The story goes that Napoleon once walked past a Shul and heard adults and children chanting Eycha, Lamentations, on Tisha Ba’Av. Many of them were plainly weeping. He asked them what was wrong. They replied that their Holy Temple was destroyed. When did this happen? he asked them. They told him. To which he responded, “A People that can feel so strongly about something that happened 2,000 years ago, will outlive and outlast all of us.”


This Shabbat, we start the period leading up to Tisha Ba’Av referred to as The Three Weeks. Next Shabbat, we will pray for the month of Av and the start of the Nine Days. This timeline is designed to remind us of the calamities that befell our people throughout our troubled history.


Theoretically, those of us who are fortunate to live today in Israel should feel more when thinking about the destruction of Jerusalem and the Temple. But do we? It’s doubtful. We all go about our daily routine. We don’t feel enough “ownership” on tragedies, when we are not directly and personally affected.


Naturally, each and every individual reacts differently to the loss of a loved one. Be it a parent, a sibling, a child, a friend. The closer you are to the person, the more you feel the pain. And yet my late father-in-law Rabbi Benzion Lapian would openly cry when he heard that an Israeli soldier was killed in action. He had never met the soldier. But he felt the loss like it was his own.


On the face of it, Aharon’s grandson Pinchas was not personally affected by the brazen and very public and provocatively sinful act of Zimri with the Midianite Princess Kozbi. Oh no? Of course he was! This was an affront to every Kohen. To every member of the loyal Tribe of Levy. To every single member of the Jewish Nation as they journeyed towards the Promised and Holy Land.


Pinchas took it personally. So personally, that he took very drastic action. And as a result of claiming ownership over a potentially devastatingly destructive situation, Pinchas was rewarded by HaShem with “Brit Kehunat Olam” – the covenant of eternal priesthood.

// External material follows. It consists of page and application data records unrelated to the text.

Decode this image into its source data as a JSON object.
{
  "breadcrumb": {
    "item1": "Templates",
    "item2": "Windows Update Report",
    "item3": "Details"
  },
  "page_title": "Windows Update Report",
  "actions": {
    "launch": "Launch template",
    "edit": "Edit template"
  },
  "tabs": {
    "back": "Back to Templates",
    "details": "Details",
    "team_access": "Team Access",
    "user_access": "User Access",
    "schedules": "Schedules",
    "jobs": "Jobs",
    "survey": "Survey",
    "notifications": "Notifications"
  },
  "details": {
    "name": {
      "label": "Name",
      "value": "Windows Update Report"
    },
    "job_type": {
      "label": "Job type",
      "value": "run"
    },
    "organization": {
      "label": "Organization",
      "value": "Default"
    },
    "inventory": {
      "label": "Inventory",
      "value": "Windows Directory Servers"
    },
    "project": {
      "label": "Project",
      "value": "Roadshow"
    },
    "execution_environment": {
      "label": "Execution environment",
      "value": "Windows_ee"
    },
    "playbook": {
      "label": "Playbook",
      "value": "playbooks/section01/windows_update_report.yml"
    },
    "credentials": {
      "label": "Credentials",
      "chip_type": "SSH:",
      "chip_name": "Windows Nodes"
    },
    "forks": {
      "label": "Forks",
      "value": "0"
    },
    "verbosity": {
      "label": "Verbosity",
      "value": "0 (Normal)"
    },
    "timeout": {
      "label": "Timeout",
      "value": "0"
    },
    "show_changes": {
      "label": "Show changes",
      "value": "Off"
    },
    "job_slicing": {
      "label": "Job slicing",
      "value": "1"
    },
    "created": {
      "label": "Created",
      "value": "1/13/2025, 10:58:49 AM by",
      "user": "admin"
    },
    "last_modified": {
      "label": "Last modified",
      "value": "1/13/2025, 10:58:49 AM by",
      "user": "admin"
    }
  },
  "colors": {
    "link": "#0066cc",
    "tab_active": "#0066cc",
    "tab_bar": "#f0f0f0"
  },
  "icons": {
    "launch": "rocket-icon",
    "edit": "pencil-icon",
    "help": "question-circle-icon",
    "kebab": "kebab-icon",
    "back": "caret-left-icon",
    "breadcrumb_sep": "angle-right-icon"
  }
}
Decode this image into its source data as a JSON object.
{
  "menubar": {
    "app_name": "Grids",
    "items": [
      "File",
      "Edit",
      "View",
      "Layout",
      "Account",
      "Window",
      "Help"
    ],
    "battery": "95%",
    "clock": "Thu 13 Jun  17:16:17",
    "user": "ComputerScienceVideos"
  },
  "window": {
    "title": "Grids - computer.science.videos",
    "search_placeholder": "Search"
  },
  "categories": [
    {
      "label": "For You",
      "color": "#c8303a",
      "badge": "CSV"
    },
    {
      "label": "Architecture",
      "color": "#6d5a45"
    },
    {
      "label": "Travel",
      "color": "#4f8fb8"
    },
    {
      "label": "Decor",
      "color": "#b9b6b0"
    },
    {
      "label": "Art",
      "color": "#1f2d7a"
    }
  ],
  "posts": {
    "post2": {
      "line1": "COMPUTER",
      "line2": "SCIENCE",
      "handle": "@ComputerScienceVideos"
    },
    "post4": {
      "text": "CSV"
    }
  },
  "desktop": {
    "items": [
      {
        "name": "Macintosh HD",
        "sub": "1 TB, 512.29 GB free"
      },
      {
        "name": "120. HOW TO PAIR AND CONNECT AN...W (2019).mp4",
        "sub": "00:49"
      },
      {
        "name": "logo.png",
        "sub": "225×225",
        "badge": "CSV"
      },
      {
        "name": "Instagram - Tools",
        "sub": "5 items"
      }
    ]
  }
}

By doing this, HaShem was showing us that we need to feel more. We need to care more. We need to mourn, not just for immediate losses, but for Israel’s losses. By being personally affected by the destruction of the Temple, we are surely taking a small step to its future restoration and proving Napoleon right.


Shabbat Shalom,